Sadhguru: Water is a resource that has to be managed. We have not really paid attention to this in the last few decades. There are subsidies that are supposed to promote water conservation, but we have not really looked at how we can practice agriculture in a way that conserves water. In Tamil Nadu for instance, we are still largely flood irrigating, which is the cruelest way of using water. It is not good either for the land or for the crop itself. This practice was used in the past, but there are more efficient ways to practice agriculture today. If you put so much water in one place, the soil gets leached and all the bio-activity in the soil is reduced. The plant may look green, but it suffers because of this in many ways. If we change this, Tamil Nadu and Karnataka can manage their water situation.
Apart from this, we need to pay more attention to the Kaveri itself. The Kaveri is maybe forty percent of what it was fifty years ago. It does not touch the ocean two to three months in a year. It is not just the Kaveri but almost all our rivers that are going through this. This is a disaster unfolding in this country.

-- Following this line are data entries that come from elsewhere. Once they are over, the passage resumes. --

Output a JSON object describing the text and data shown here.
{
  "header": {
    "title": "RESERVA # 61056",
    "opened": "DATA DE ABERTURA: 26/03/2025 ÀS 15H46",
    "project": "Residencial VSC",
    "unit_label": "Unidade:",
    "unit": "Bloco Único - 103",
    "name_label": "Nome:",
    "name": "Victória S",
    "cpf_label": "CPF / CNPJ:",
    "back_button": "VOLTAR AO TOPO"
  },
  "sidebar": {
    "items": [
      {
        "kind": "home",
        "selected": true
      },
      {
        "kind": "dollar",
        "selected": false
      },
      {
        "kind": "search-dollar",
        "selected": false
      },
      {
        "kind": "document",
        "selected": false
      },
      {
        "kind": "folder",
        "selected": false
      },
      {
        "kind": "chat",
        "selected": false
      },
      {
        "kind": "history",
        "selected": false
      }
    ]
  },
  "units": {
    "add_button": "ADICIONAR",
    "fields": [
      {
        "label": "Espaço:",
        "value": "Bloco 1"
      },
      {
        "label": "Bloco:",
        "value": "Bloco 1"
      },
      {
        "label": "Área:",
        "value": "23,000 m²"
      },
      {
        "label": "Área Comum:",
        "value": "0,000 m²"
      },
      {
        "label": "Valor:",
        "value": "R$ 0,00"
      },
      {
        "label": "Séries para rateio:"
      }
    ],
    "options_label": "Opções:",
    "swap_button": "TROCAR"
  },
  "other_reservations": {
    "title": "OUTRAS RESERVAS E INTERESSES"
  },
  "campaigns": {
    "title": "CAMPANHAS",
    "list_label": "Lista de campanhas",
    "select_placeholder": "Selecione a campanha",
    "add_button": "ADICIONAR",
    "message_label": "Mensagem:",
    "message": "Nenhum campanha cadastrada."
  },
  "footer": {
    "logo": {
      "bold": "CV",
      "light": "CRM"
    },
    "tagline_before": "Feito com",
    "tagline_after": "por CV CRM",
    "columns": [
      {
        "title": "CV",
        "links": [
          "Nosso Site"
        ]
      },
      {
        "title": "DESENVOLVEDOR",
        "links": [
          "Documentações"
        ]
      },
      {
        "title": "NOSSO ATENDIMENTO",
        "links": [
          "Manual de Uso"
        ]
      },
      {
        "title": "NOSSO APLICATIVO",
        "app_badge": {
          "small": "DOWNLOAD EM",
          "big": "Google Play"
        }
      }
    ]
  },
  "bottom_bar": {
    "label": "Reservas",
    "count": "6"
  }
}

I have rafted down the Kaveri from Bhagamandala to the Krishna Raja Sagara dam and the Brindavan Gardens in Karnataka. That is over 160 kilometers. It took me around thirteen days on four truck tubes and twelve bamboos. I know this terrain very well. One thing that really stands out is that, in this entire 160 kilometers, it is only in the first 30 to 35 kilometers that there is any forest vegetation. After that there is just agriculture. How will a river flow with this? We don’t have ice-fed rivers in southern India. These are forest-fed rivers. Unless there is forest, there will be no river after some time. Our idea of a catchment area is that 35-kilometer valley. No, catchment should be all along the way.

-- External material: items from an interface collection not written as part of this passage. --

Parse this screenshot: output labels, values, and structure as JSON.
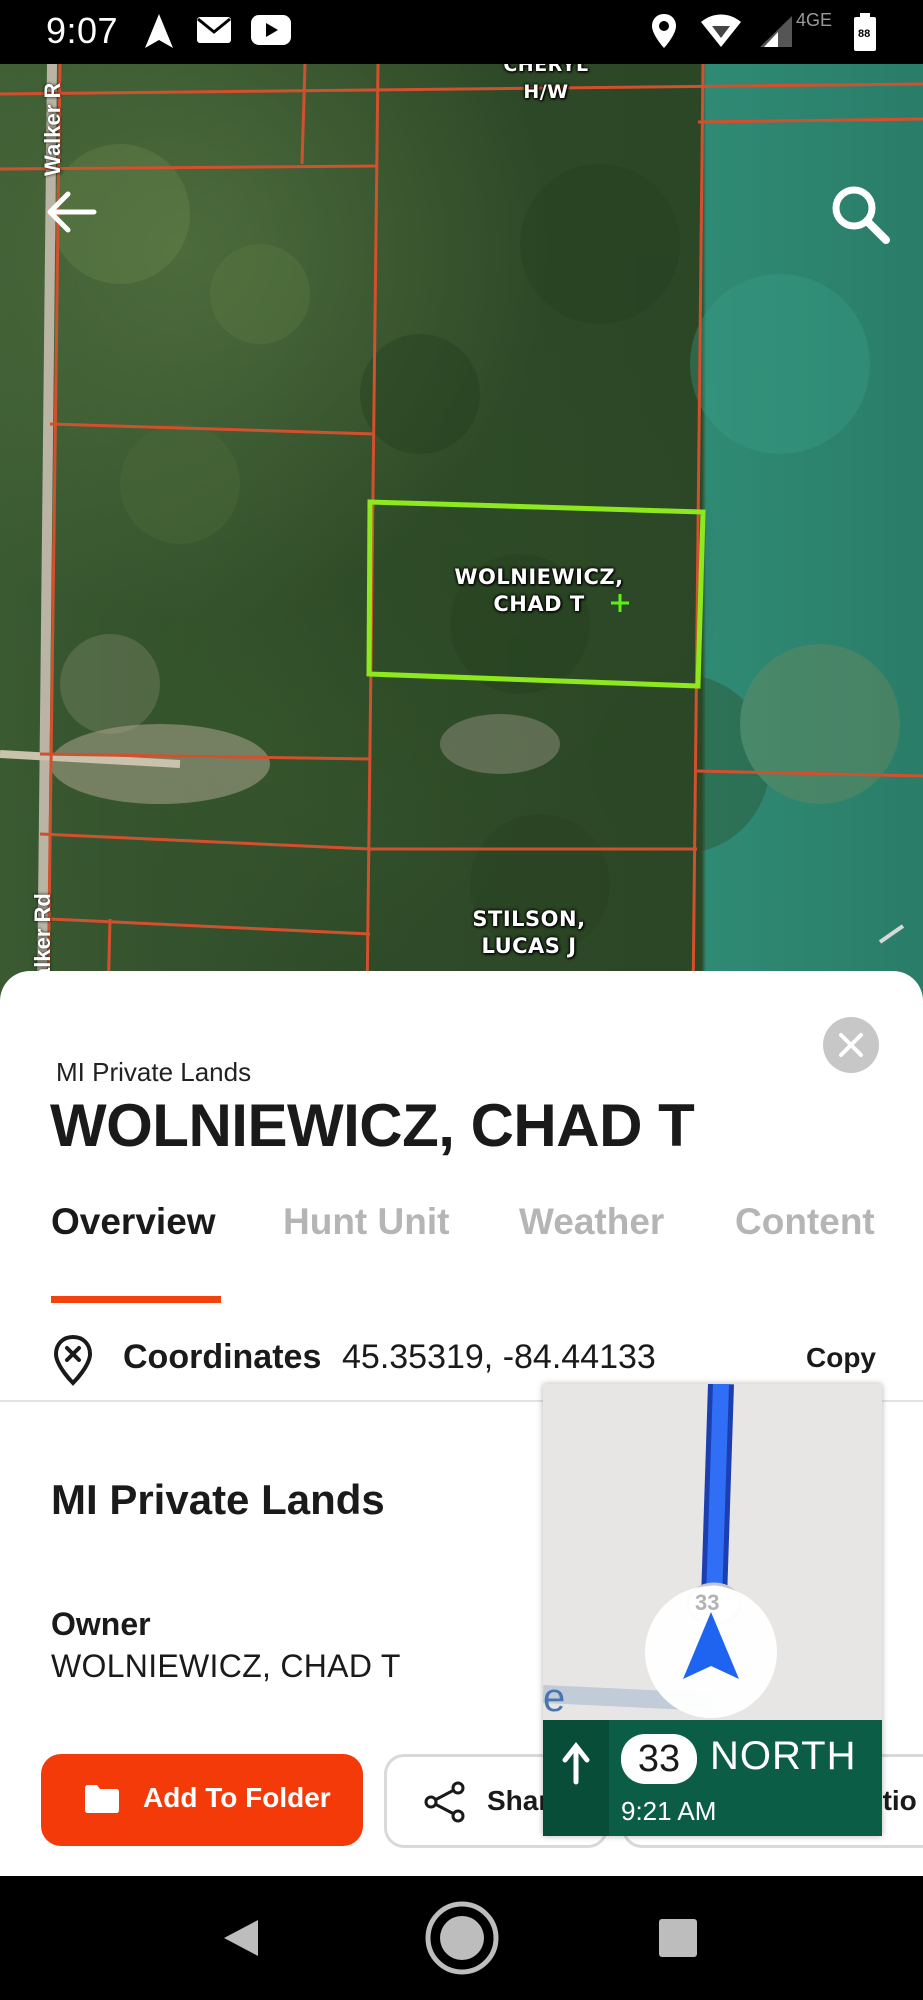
{
  "status_bar": {
    "time": "9:07",
    "network": "4GE",
    "battery": "88",
    "icons": [
      "navigation-icon",
      "gmail-icon",
      "youtube-icon",
      "location-icon",
      "wifi-icon",
      "signal-icon",
      "battery-icon"
    ]
  },
  "map": {
    "labels": {
      "top_parcel": "CHERYL\nH/W",
      "selected_parcel": "WOLNIEWICZ,\nCHAD T",
      "south_parcel": "STILSON,\nLUCAS J",
      "road_top": "Walker R",
      "road_bottom": "alker Rd"
    },
    "colors": {
      "parcel_lines": "#d2502e",
      "selected_parcel": "#8de81e"
    }
  },
  "sheet": {
    "subtitle": "MI Private Lands",
    "title": "WOLNIEWICZ, CHAD T",
    "tabs": [
      "Overview",
      "Hunt Unit",
      "Weather",
      "Content"
    ],
    "active_tab": "Overview",
    "coordinates": {
      "label": "Coordinates",
      "value": "45.35319, -84.44133",
      "copy_label": "Copy"
    },
    "section_title": "MI Private Lands",
    "owner": {
      "label": "Owner",
      "value": "WOLNIEWICZ, CHAD T"
    },
    "buttons": {
      "add_to_folder": "Add To Folder",
      "share": "Shar",
      "directions": "ctio"
    },
    "accent_color": "#f53a0a"
  },
  "nav_overlay": {
    "route_marker": "33",
    "route_number": "33",
    "direction": "NORTH",
    "eta": "9:21 AM",
    "cue_text": "e",
    "colors": {
      "banner": "#0b5e45",
      "route": "#1d4fd8"
    }
  }
}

People think because of water there are trees. No, because of trees there is water. All along the river, for at least one kilometer on either side, wherever the land belongs to the government, we must do afforestation immediately. Wherever it belongs to a local farmer, the government must move from agriculture to horticulture. If you have to move a farmer from agriculture to horticulture, you have to subsidize the first five years for him till horticulture crops begin to yield. And once it comes to yield, you must incentivize private sector to set up allied industry to absorb these hundreds of kilometers of horticultural products.

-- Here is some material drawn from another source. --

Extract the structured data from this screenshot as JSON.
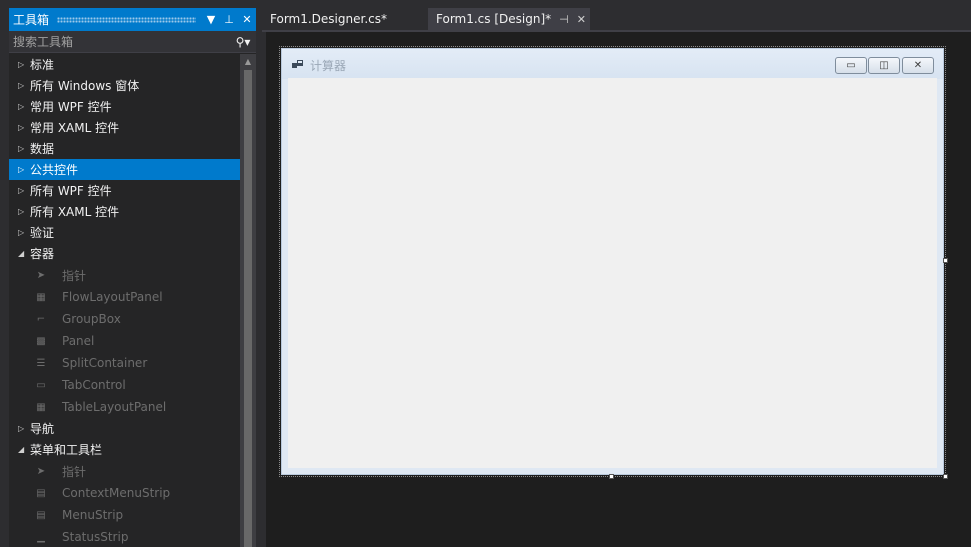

If you show the farmer the economics of this move, that by planting trees and having horticultural crops he will earn more than he can by plowing the land, he will naturally take to it. If you ensure this on either side for a minimum of a kilometer – if we can do more than a kilometer it will be great – in fifteen years’ time, the Kaveri will have at least ten to twenty percent more water flowing.
Towards making this happen, we are preparing a policy recommendation to offer to the government. And we are organizing the Rally for Rivers campaign where from September 3 to October 2, I will personally drive from Kanyakumari to Himalayas, to create awareness in the country that our rivers are dying. I am covering 16 states with major events along the way. Several Chief Ministers and Governors have confirmed their participation. At Delhi, we will present the policy recommendation to the government.
The very word “India” comes from the river Indus. We are a river civilization. We have grown on the river banks. Today, all our rivers are in danger. Instead of fighting against each other, we have to look at how to revive these rivers. Otherwise, in a few years we won’t be drinking from bottles, we will be bathing from bottles. Half the nation is already in a position where they don’t start their day with a bath because there is no water. In a few years, we will be in a place where we can only bathe once in ten days. The legacy we are leaving our children is such that no matter what you have, you will not be able to live well – unless nature does some serious surgical correction. The choice we have is to consciously correct this or let nature do it. If nature does it, it will do it in a very cruel way.
For thousands of years, these rivers have embraced and nourished us. A time has come when we have to embrace and nourish our rivers.